Invalidating someones truth
However, rational people will actually say, "Christians are hypocrites and therefore what they are saying must be false.Therefore, there is no God." That is an error in logic called a non sequitur.We need to recognise that the idea of “personality disorders” is one that can distract us from the real questions that we need to ask to understand why someone is suffering, and what we can do to help. What does that say about our society, and our ideas of what men and women are supposed to be like? Why are relationships difficult, and what early experiences have set up such damaging ways of relating? For an overwhelming majority of patients, the difficulties which are labelled as “personality disorders” are a result of trauma.These traumas may be glaringly obvious ones such as childhood sexual abuse or bullying, or less immediately evident experiences such as having been raised in an environment where one was expected to live out the dreams and aspirations of a parent, or manage the emotional temperature of a family at the expense of developing one’s own separate pathway and secure sense of self.In the 90s, Winona Ryder’s character in bought the idea to a whole new audience.Throughout subsequent decades, up until today, numerous celebrities who have not fitted contemporary ideas of how women should behave have been slurred with the idea that they might have BPD.They derive from a time when personalities were more stable because people’s lives were more closely tied to the social bonds of a given local community, and when conformity was privileged.
Accordingly, all the subtypes of “personality disorder” will pretty much definitely be dumped in the forthcoming version of the ICD – the diagnostic bible we use in Europe.
Enter most personality disorder services as a patient today and one would think one has an affliction for life, despite robust evidence that more than 50 per cent of people diagnosed with BPD, for example, no longer meet the criteria after five years.
Being super messed up and at times destructive for a few years is a passing stage for many of us in early adulthood.

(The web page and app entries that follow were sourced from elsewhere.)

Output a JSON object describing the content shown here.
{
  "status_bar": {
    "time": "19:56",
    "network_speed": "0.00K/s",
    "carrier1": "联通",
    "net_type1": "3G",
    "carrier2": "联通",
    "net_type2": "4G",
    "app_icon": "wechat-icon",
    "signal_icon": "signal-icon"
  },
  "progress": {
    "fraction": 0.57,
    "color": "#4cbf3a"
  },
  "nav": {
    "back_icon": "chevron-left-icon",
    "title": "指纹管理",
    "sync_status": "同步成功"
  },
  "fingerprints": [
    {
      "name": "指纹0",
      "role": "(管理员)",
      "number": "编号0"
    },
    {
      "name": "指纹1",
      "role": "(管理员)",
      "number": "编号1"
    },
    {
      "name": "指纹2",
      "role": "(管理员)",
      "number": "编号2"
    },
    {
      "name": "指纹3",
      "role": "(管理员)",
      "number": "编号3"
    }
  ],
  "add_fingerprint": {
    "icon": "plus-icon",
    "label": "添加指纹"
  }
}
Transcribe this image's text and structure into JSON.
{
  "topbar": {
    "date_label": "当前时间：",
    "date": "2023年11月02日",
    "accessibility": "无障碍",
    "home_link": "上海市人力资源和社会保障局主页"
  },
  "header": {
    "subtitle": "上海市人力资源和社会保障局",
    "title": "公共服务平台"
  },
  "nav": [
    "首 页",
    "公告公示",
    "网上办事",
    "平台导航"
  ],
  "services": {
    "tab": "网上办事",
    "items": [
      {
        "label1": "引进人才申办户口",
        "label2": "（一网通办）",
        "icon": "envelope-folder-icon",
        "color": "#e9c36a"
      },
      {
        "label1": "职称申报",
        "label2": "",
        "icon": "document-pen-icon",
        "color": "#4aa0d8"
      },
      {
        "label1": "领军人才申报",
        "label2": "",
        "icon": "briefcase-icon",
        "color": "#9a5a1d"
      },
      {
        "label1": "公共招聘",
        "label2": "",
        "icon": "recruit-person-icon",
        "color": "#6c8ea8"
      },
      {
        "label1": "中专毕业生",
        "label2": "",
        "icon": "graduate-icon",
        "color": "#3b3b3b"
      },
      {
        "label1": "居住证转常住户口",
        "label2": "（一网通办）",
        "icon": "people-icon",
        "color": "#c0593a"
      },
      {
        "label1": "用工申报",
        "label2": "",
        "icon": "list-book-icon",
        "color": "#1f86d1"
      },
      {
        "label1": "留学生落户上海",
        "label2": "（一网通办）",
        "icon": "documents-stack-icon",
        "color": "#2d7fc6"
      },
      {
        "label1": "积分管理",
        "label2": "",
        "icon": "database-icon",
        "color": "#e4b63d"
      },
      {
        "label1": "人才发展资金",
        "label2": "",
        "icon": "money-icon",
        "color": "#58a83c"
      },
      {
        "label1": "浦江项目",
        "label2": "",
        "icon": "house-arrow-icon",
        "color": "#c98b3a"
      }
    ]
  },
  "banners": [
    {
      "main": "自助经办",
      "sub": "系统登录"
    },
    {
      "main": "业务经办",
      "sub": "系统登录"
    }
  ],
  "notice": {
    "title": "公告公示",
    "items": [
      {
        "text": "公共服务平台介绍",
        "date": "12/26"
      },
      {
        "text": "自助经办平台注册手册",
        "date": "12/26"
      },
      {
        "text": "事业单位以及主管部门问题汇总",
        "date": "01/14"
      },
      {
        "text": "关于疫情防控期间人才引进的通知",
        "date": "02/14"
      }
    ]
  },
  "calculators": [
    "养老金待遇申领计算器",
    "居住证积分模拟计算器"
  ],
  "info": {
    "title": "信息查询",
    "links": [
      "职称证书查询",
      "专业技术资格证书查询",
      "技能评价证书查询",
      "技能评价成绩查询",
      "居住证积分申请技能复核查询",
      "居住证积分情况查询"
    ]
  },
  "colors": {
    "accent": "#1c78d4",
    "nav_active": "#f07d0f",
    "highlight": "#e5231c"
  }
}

What Christians are most often heard saying is this, "You ought not to sin." And this means different things depending on to whom it's directed.
What an atheist thinks he hears is this: "You are a bad person unlike me who is a good person." If this was what was truly said then hypocrite is a worthy label.Let’s reject the ideology of “personality disorder” and, instead further cultivate a culture that celebrates difference, and that proffers frameworks of understanding significant distress that do not redouble trauma. Let's say I was standing in front of you smoking a cigarette and said, "Smoking is bad for you!It is an inference or conclusion that does not follow from the premises or evidence; a statement that does not follow logically from what preceded it. If a Christian says to you, "You should be like me; a perfect person who does no wrong." Then yes, that Christian is a hypocrite.